Cheers with champagne glasses

The holiday season is a time filled with parties, get-togethers and celebrations with friends and family. For most of these events, food and drink is to be expected. Since we’re situated in one of the best wine regions in the world, we couldn’t recommend wine enough for a perfect addition to a great dinner.

With so many wine variations on the market today, however, it’s hard to know which wine is most suitable for different types of food. Red or white? Rosé or sparkling? Luckily, we’re here to help -we have the proper wine type lined up for each dinner course. Read on to discover them and get ready to wow your guests at your upcoming holiday party.


Pouring champagne bottle into glasses

A plate of salty appetizers is great to offer before the main meal and a glass of champagne is the perfect accompaniment to that. From a plate of brie cheese to roasted nuts and prosciutto, a refreshing champagne works perfectly for any light canape you serve at your party. Another great appetizer-wine pairing? Flavourful sherry!

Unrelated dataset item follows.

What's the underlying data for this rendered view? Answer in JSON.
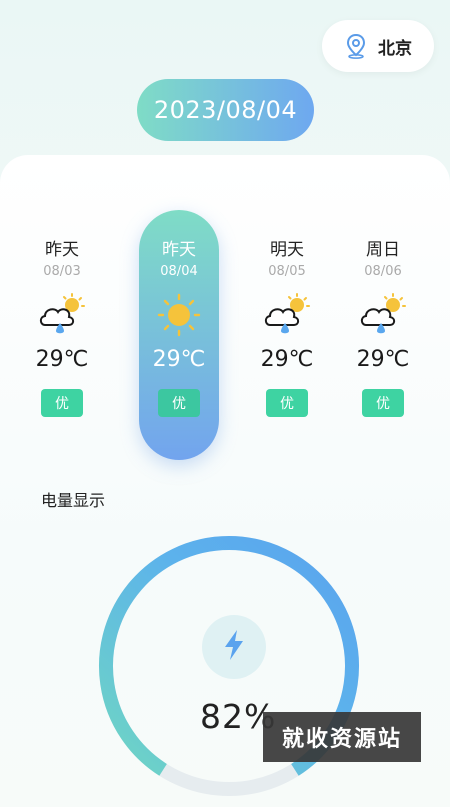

“Many sherry wines have nutty aromas, including hazelnut, almond and walnut. As a result, almonds and sherry- particularly a light, chilled Fino or Manzanilla- make for a simple and flavourful appetizer-and-sherry pairing,” the experts at Drink Focus confirm. While sherry isn’t typically served with the main course, this fortified wine goes beautifully with light ho’rs d’oeuvres.

Main Course

red wine being poured into two wine glasses

A traditional holiday dinner usually features at least one type of meat, and your wine selection will depend directly on the type of meat you serve. If you choose a dark meat, go for a dark red wine like Cabernet Sauvignon, Malbec or Pinot Noir. If you plan to serve white meats such as chicken or turkey, stick to a white like Chardonnay or Sauvignon Blanc to experience a great taste combo. A fruity Sauvignon Blanc will also mesh great with a seafood dish while a lighter-bodied Pinot Noir will pair perfectly with duck.

No matter which meat you serve, there will always be a host of delectable wines for you to choose from to guarantee a tasty meal.


Three Port Glasses with Wine

Wine is often overlooked by the time the dessert course comes around, but it can make all the different in the world for your taste buds. “Sweet (dessert) wine is produced with extra sweet wine grapes. In order to make them sweet, the fermentation is stopped before the yeast turns all the natural grape sugar into alcohol,” wine enthusiasts Wine Folly explain. “There are several ways to stop the fermentation, including super-cooling or adding brandy to wine. Both methods create an environment where yeast won’t survive. While there are hundreds of different types of dessert wines available in the market, most fall into five main styles.”

These five styles include sparkling, lightly sweet and richly sweet dessert wine, as well as sweet red wine and fortified port wine. Port wine, which is made exclusively in Portugal, is a popular choice when eating chocolate-based desserts as it’s sweet, rich and contains similar flavours to chocolate, caramel and cinnamon. You can’t go wrong with Moscato or Riesling for fruity desserts, and a dessert wine like Gewurztraminer and sparkling Rosé is fool-proof if you’re looking for a drink that will please all of your guests.

Do you pair your wine and food to complement each other? free polls